Susan & I had done a zip line in August of 2012 visiting Jim & Pat Kraby in Big Sky, Montana. It had four runs and it cost about $80 per person. Being our first zip line “ride”, we had a ball and said if we had the opportunity to do something like that again, we’d jump at the chance. This Mindo Canopy Adventure cost $20 per person, so we really weren’t expecting much...as usual, I was wrong! Thirteen runs, each one surpassing anything we experienced in Montana.
It was another awesome side tour from which we all came away breathless from the beauty and shear joy of being alive in this fantastic area. We returned to our “resort” and after lunch After a lovely dinner with lots of story telling for Jim & Layne to endure. I even got some quality time taking pictures of the dragonflies & damselflies of the area.
Back to the lodge for dinner. I had noted earlier that Tom had had built a cobb (clay) oven at one end of the dining area. I talked to him about the oven and he told met it wasn’t used very often because dry wood was difficult to keep on hand. He said for now, it’s used occasionally and more a decoration than a working component of the kitchen. That said, today was Thanksgiving in the states & Tom had their chef finish cooking a turkey in the cobb oven. Turned out very well (and I was very happy to have something without a heavy onion presence). Layne was still recovering from the flu and the earlier “fun” of the day and had decided to skip dinner as well. Jim thought it would be good to take a dinner plate back to their unit so she’d have something eat for the evening. He never returned and we just decided he’d turned in early for the evening. Turned out, the flu bug Layne initially had, finally took hold in Jim’s gut...Luckily he didn’t need a hospital trip, but was really glad it was a 24-48 hour variety of yuck.

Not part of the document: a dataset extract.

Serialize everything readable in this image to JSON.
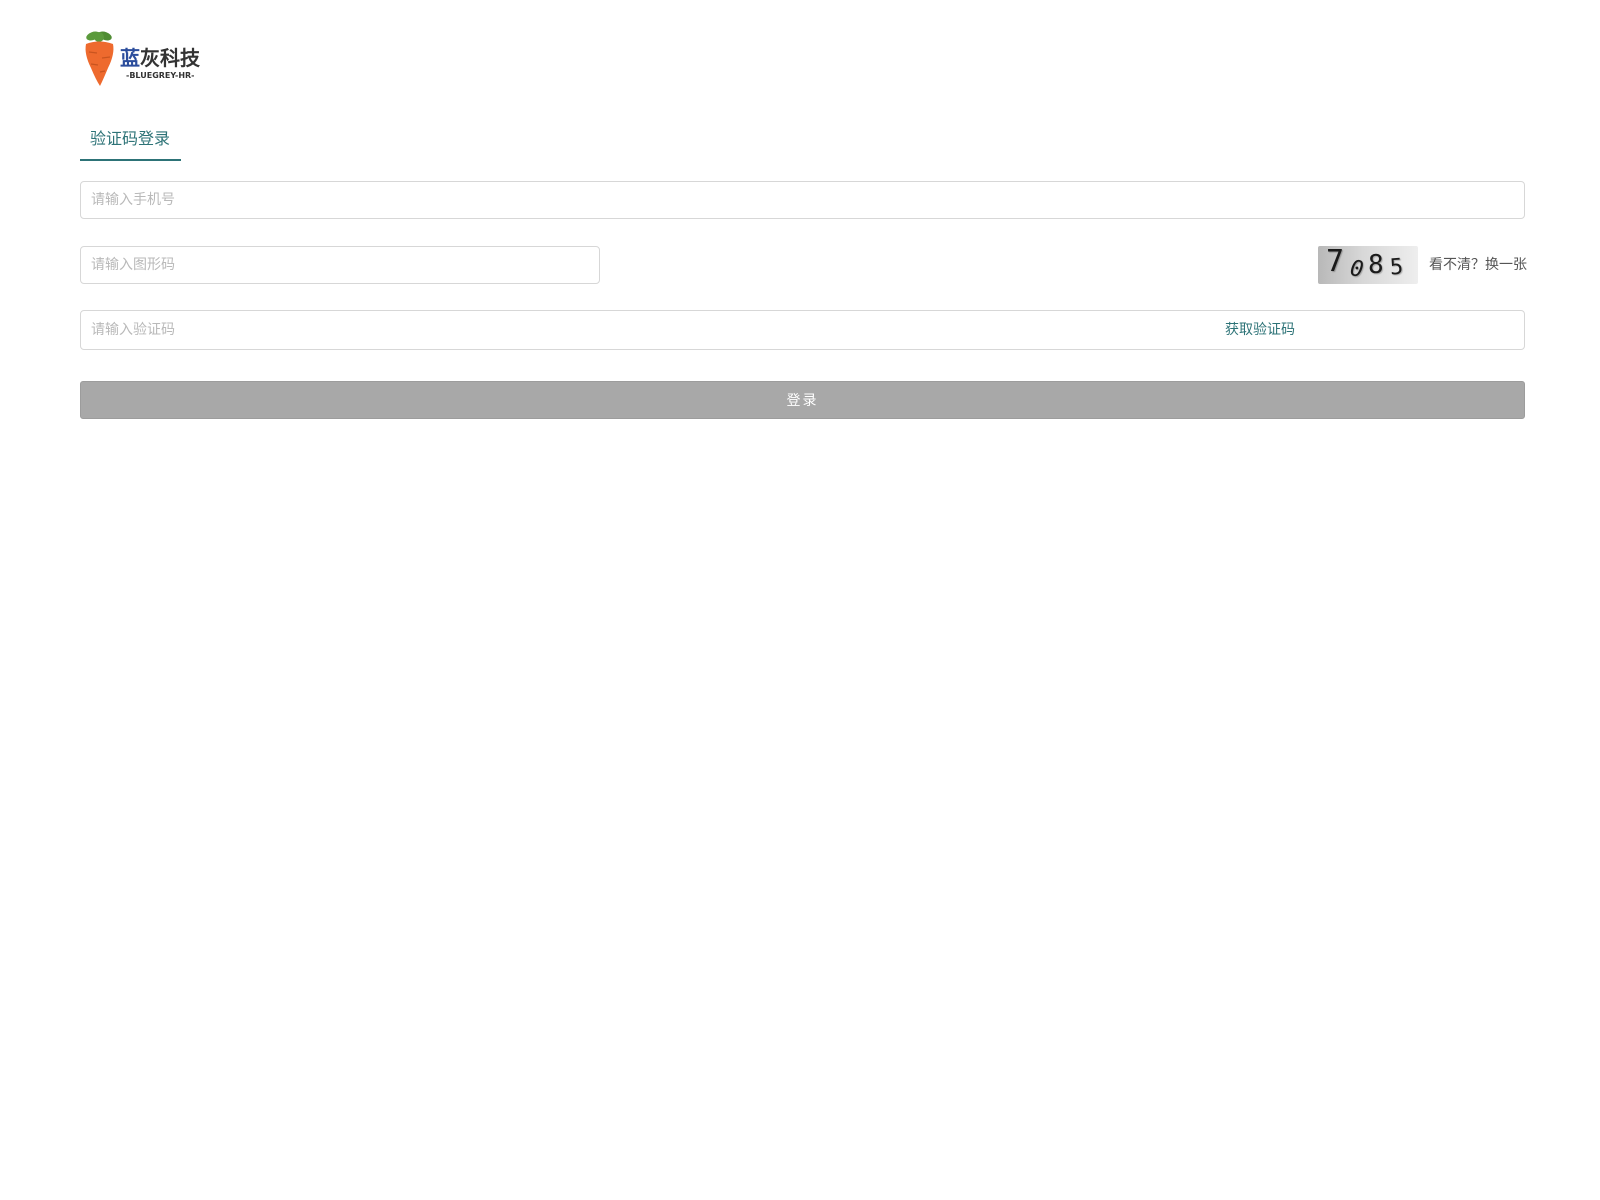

We all turned in after our Thanksgiving dinner and talking with our hosts and the other guests about the fun we’d had...after all we’d been up early and packed a lot into the day. We got a little tour of the kitchen before leaving and noted how you can make a blender for the perfect Margarita if you don’t have electricity to spare.
Jim & Layne still were recovering from the flu as the four of us headed off at 5:15 am the next morning on a bird watching trip before breakfast...where was my mind when these starting times were mentioned? Fernando took us back up the road to the Mindo Canopy Adventure, but stopped and said we needed to walk up the hill if we were to spot any Toucans. He’s obviously had a lot of experience and pointed out an amazing variety of birds on our walk.
Once again, the early start was well worth it...especially in retrospect. Back to the lodge for breakfast and to get our stuff packed up. One more adventure here before we return to Quito...a river rafting this afternoon. I didn’t think the little river by the lodge was anything special, but it was fabulous to raft it in a set of inner tubes with your friends. Jim was still pretty shaky and decided to get some more rest but Layne came down to be with the chase and film crew. The float was about a half an hour but it certainly was one of the favorite floats of my life (so far...).
After getting changed into dry clothes and thanking everyone we’d met here for such a wonderful time, we piled back into the little van for the trip back to the big city. Jim was looking quite pale but was able to stay upright in his seat and avoid any moaning during the two hour ride. We checked into our Hotel arranged by Viking with no problems. Jim went to bed and the five of us had a mixed grill (mostly meat) dinner. Sam and Martha were coming in at 10:30 pm, so we stayed up to welcome them. They got to the hotel about 11:30 so we had a mini meet and greet and we all called it a day! Tomorrow starts the actual Viking cruise itinerary.
(I am shocked that with all the fun we've had so far, this has only been the warm-up to the actual Galapagos trip!)